I run a one-person consulting firm. Some of my clients have asked if I accept credit cards. What do you think — should I? — Catherine
This is a great question. I’m coming across more consultants who are considering the same question these days, with the economy recovering and opportunities for winning new customers improving in some industries.
One good reason to accept credit cards is that it’s a convenience for clients who prefer to pay this way, says Mark Faust, principal of Echelon Management, a growth consultancy in Cincinnati, Ohio. Faust, who wrote the book “Growth or Bust!,” says some consulting clients will prefer to pay with plastic because it’s easier to keep records or because they want to rack up rewards points. “If nothing else, it allows them to track and manage their expenses in a way that is passive compared to the active work of balancing a checkbook,” he says. “They only have to write one check at the end of the month, when they pay their bill.”
Accepting credit cards can also help you avoid chasing down late payments. The economy is healing, but many businesses and individuals are still experiencing cash flow problems in the aftermath of the recession. It’s no fun pursuing them if a check has bounced or they simply have not responded to your invoices on time.
Even if you have not had a collections problem yet, chances are that you will at some point. The Cortera Past Due Index, which tracks late payments in business-to-business transactions, found that in February 2013, 17.8 percent of payments by businesses to other businesses were past due. In service firms, 18.2 percent of these receivables were late.

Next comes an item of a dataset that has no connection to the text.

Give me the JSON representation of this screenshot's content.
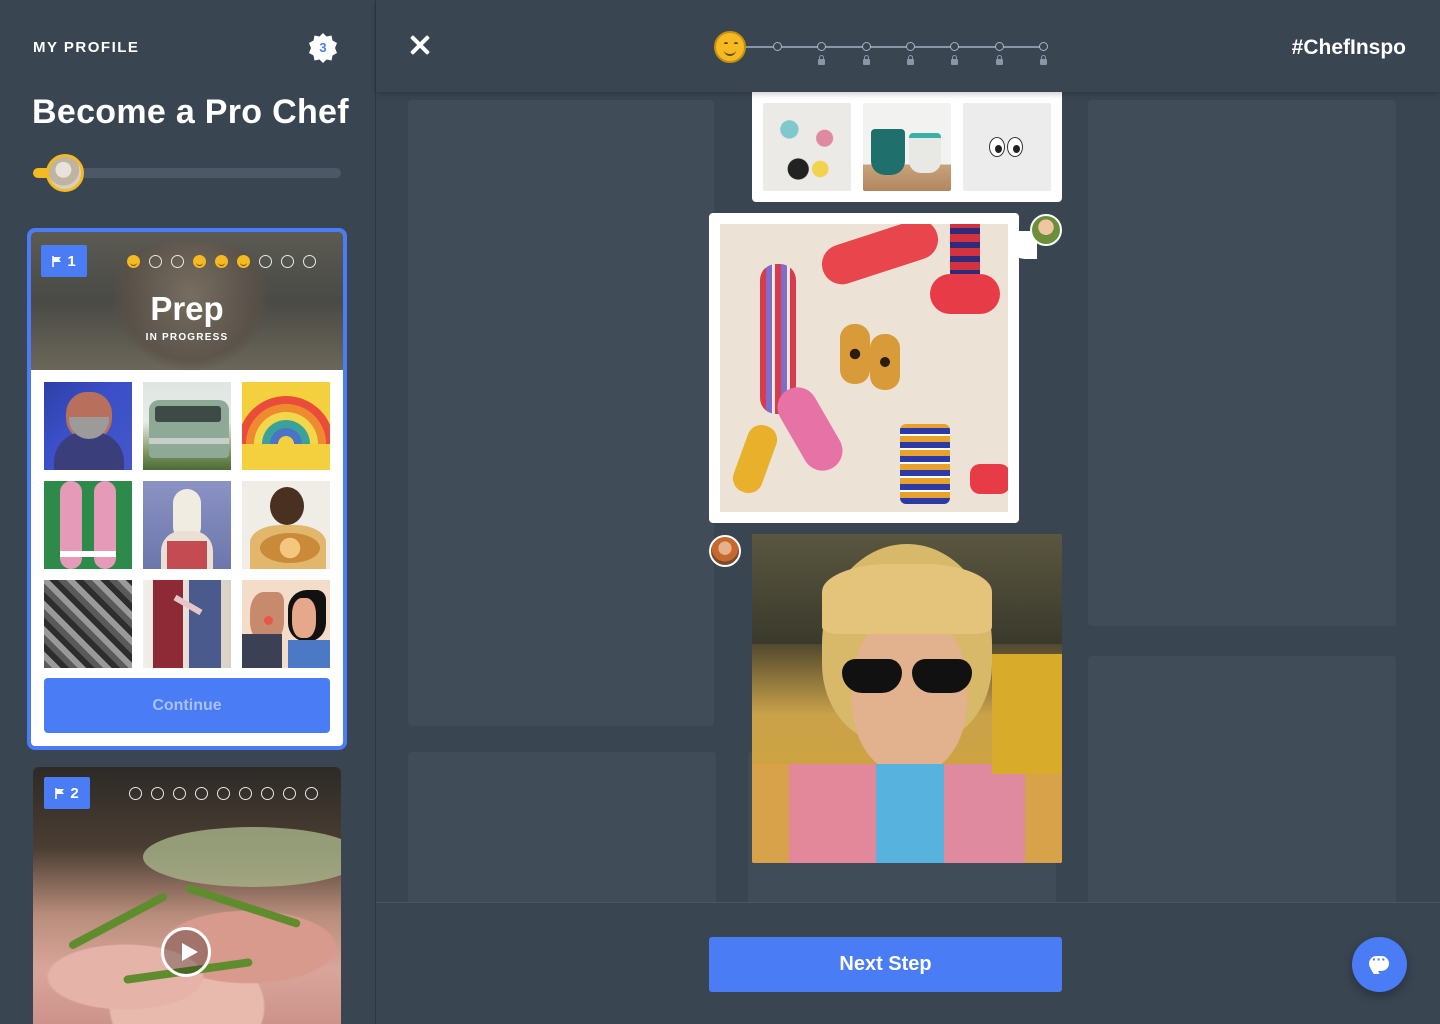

Faust keeps a $15,000 check on his wall to remind him of a time when a startup company’s check for that amount bounced. Although the company made good on that payment, it eventually stiffed his company for another $45,000 — a problem that, he says in retrospect, could have been avoided if he had steered the client toward paying with a credit card. “They eventually went under because of mismanagement of their funds,” he says.

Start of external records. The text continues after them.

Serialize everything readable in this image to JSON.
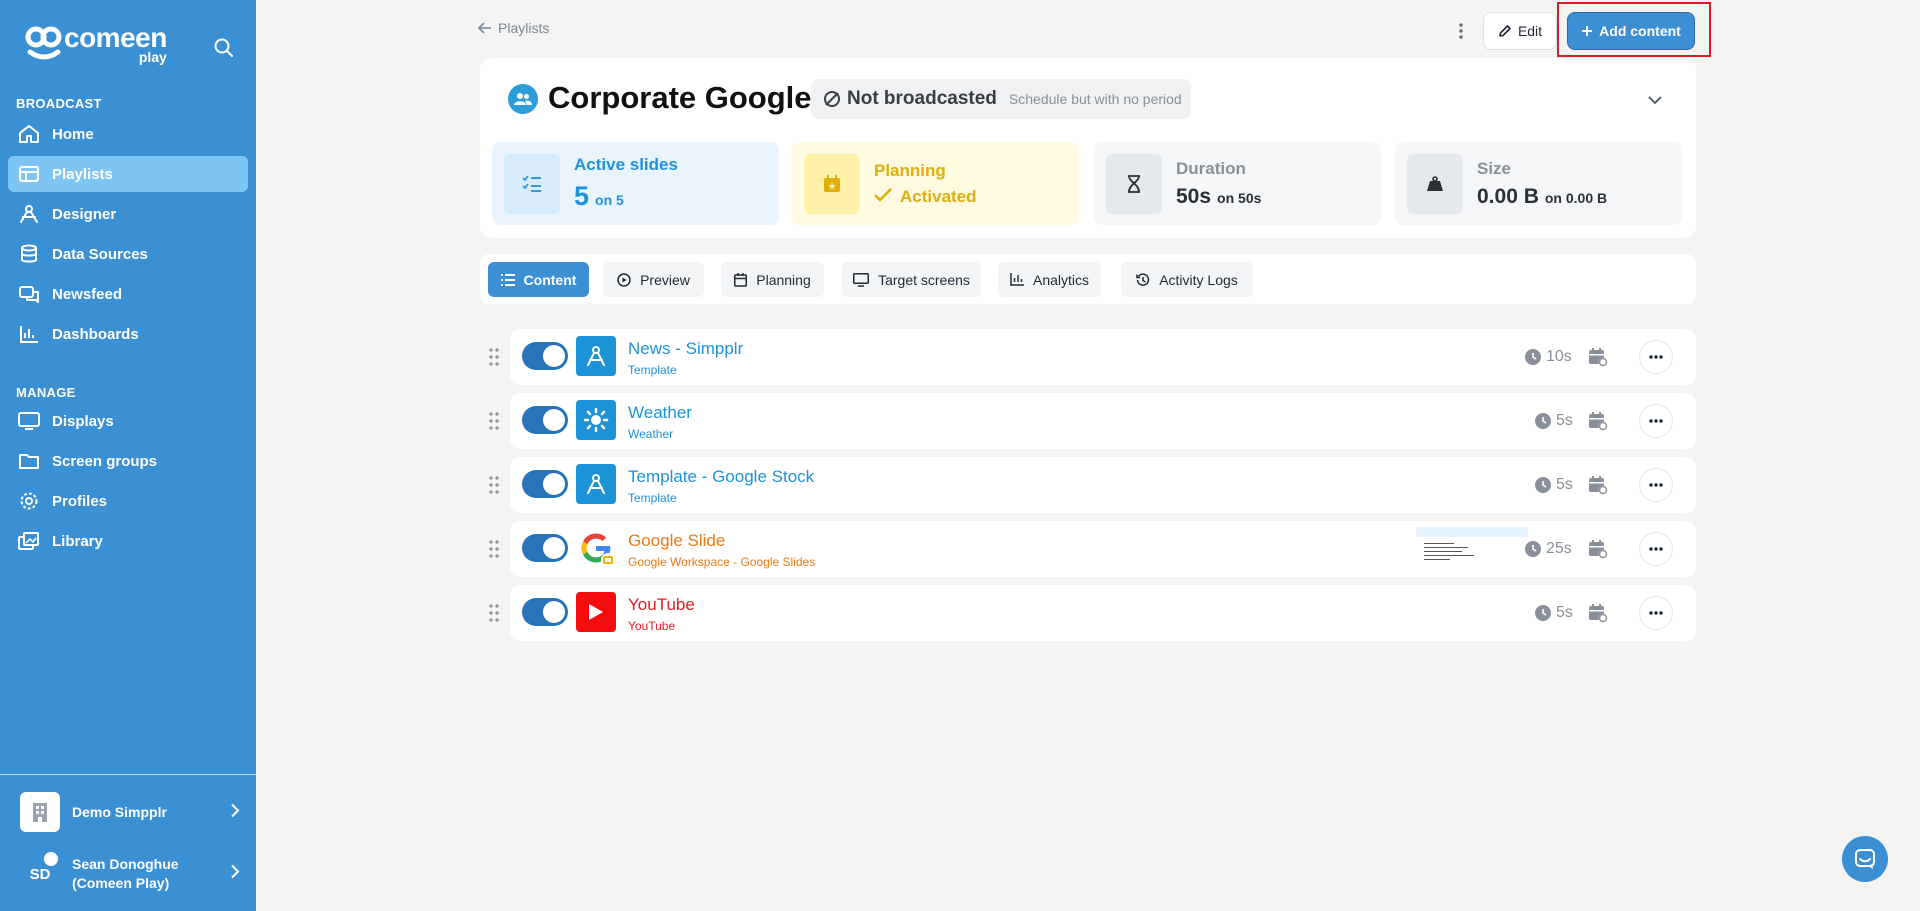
{
  "sidebar": {
    "logo_text": "comeen",
    "logo_sub": "play",
    "sections": {
      "broadcast": "BROADCAST",
      "manage": "MANAGE"
    },
    "items": [
      {
        "label": "Home",
        "icon": "home-icon"
      },
      {
        "label": "Playlists",
        "icon": "playlists-icon"
      },
      {
        "label": "Designer",
        "icon": "designer-icon"
      },
      {
        "label": "Data Sources",
        "icon": "database-icon"
      },
      {
        "label": "Newsfeed",
        "icon": "newsfeed-icon"
      },
      {
        "label": "Dashboards",
        "icon": "dashboards-icon"
      },
      {
        "label": "Displays",
        "icon": "monitor-icon"
      },
      {
        "label": "Screen groups",
        "icon": "folder-icon"
      },
      {
        "label": "Profiles",
        "icon": "gear-icon"
      },
      {
        "label": "Library",
        "icon": "library-icon"
      }
    ],
    "org": "Demo Simpplr",
    "user": {
      "initials": "SD",
      "name_line1": "Sean Donoghue",
      "name_line2": "(Comeen Play)"
    }
  },
  "topbar": {
    "back_label": "Playlists",
    "edit_label": "Edit",
    "add_label": "Add content"
  },
  "playlist": {
    "title": "Corporate Google",
    "status": "Not broadcasted",
    "status_note": "Schedule but with no period",
    "stats": {
      "active_slides": {
        "label": "Active slides",
        "value": "5",
        "suffix": "on 5"
      },
      "planning": {
        "label": "Planning",
        "value": "Activated"
      },
      "duration": {
        "label": "Duration",
        "value": "50s",
        "suffix": "on 50s"
      },
      "size": {
        "label": "Size",
        "value": "0.00 B",
        "suffix": "on 0.00 B"
      }
    }
  },
  "tabs": [
    {
      "label": "Content",
      "icon": "list-icon"
    },
    {
      "label": "Preview",
      "icon": "play-circle-icon"
    },
    {
      "label": "Planning",
      "icon": "calendar-icon"
    },
    {
      "label": "Target screens",
      "icon": "monitor-icon"
    },
    {
      "label": "Analytics",
      "icon": "chart-icon"
    },
    {
      "label": "Activity Logs",
      "icon": "history-icon"
    }
  ],
  "rows": [
    {
      "title": "News - Simpplr",
      "subtitle": "Template",
      "duration": "10s",
      "icon": "designer-icon",
      "color": "#1d93d7"
    },
    {
      "title": "Weather",
      "subtitle": "Weather",
      "duration": "5s",
      "icon": "weather-icon",
      "color": "#1d93d7"
    },
    {
      "title": "Template - Google Stock",
      "subtitle": "Template",
      "duration": "5s",
      "icon": "designer-icon",
      "color": "#1d93d7"
    },
    {
      "title": "Google Slide",
      "subtitle": "Google Workspace - Google Slides",
      "duration": "25s",
      "icon": "google-slides-icon",
      "color": "#ee7a14"
    },
    {
      "title": "YouTube",
      "subtitle": "YouTube",
      "duration": "5s",
      "icon": "youtube-icon",
      "color": "#e31b23"
    }
  ],
  "colors": {
    "sidebar": "#3b8fd3",
    "accent": "#3d8fd4",
    "active_nav": "#7ec5f4",
    "planning_yellow": "#deaf0a",
    "highlight_outline": "#d81b27"
  }
}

If you have a client pay by credit card for a consulting engagement, he suggests asking for an initial deposit equal to 50 percent of the total cost. “If we have a $30,000 engagement and it’s three-month deal, we’ll get $15,000 upfront and $15,000 six weeks into it. That’s quite typical,” he says. “Sometimes we’ll get full payment upfront. That’s a great protector right there.”
Bear in mind that the pay-by-credit-card approach won’t fly in every industry or situation. In some industries, it’s most common for consultants to get paid by checks or, perhaps, ACH payments, if the client is a big company. I do some editorial consulting, and that’s the case in my industry. In those cases, even if you offer the option to pay by credit card, you may find yourself with few takers.

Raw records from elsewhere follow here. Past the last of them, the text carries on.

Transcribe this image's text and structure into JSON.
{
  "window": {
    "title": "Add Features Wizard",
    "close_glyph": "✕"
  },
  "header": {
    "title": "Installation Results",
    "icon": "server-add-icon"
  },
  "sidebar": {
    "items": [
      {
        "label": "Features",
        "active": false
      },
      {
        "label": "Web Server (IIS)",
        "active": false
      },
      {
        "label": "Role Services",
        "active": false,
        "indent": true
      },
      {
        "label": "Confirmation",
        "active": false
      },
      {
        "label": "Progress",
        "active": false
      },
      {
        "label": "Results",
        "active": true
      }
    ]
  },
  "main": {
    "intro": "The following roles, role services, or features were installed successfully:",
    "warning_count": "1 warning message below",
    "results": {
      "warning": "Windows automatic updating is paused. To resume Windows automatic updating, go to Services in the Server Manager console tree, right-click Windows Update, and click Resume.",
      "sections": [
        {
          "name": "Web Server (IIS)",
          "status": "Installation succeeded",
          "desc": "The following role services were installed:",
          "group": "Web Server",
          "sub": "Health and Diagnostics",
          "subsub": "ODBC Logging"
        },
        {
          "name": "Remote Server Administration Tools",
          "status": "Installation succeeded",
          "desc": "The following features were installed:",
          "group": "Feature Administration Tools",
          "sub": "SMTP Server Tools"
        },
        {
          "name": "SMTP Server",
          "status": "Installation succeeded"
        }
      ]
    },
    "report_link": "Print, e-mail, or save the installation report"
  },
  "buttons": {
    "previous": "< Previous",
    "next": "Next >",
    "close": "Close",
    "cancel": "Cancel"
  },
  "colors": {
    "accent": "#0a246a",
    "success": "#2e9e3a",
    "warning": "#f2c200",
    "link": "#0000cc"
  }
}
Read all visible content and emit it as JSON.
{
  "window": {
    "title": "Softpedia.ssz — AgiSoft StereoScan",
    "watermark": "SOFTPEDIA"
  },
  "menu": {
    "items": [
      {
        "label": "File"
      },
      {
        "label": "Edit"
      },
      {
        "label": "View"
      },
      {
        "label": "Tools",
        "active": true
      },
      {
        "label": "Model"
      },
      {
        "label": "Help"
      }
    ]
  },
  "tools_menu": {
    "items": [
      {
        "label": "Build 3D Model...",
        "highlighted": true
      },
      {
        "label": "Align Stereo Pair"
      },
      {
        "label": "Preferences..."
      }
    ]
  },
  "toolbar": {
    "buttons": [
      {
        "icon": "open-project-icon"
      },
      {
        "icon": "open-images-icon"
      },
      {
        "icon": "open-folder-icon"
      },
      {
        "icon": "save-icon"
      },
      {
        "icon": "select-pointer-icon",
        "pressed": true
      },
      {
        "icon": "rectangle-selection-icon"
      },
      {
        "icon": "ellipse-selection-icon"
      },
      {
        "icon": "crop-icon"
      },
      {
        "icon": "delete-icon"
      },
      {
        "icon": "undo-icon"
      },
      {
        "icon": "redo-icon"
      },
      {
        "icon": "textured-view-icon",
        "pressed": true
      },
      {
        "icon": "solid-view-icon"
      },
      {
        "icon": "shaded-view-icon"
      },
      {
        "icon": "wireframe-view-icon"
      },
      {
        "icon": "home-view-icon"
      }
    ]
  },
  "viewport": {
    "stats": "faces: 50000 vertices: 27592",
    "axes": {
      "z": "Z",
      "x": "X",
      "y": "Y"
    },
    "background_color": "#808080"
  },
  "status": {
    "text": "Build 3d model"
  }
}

That’s worth considering when you weigh getting set up to accept credit cards. It takes time to research merchant account providers, and your time as a consultant is worth money.
And, of course, accepting credit cards isn’t free. There are costs involved in both opening and maintaining a merchant account. (You can get an idea of the costs for on Merchant Account Guide).
If there are only rare instances when you will need to accept credit cards, it’s probably not worth the time and effort to get set up. However, if you find that a growing number of clients are asking if you take credit cards, now may be a good time rethink that approach and give them a try.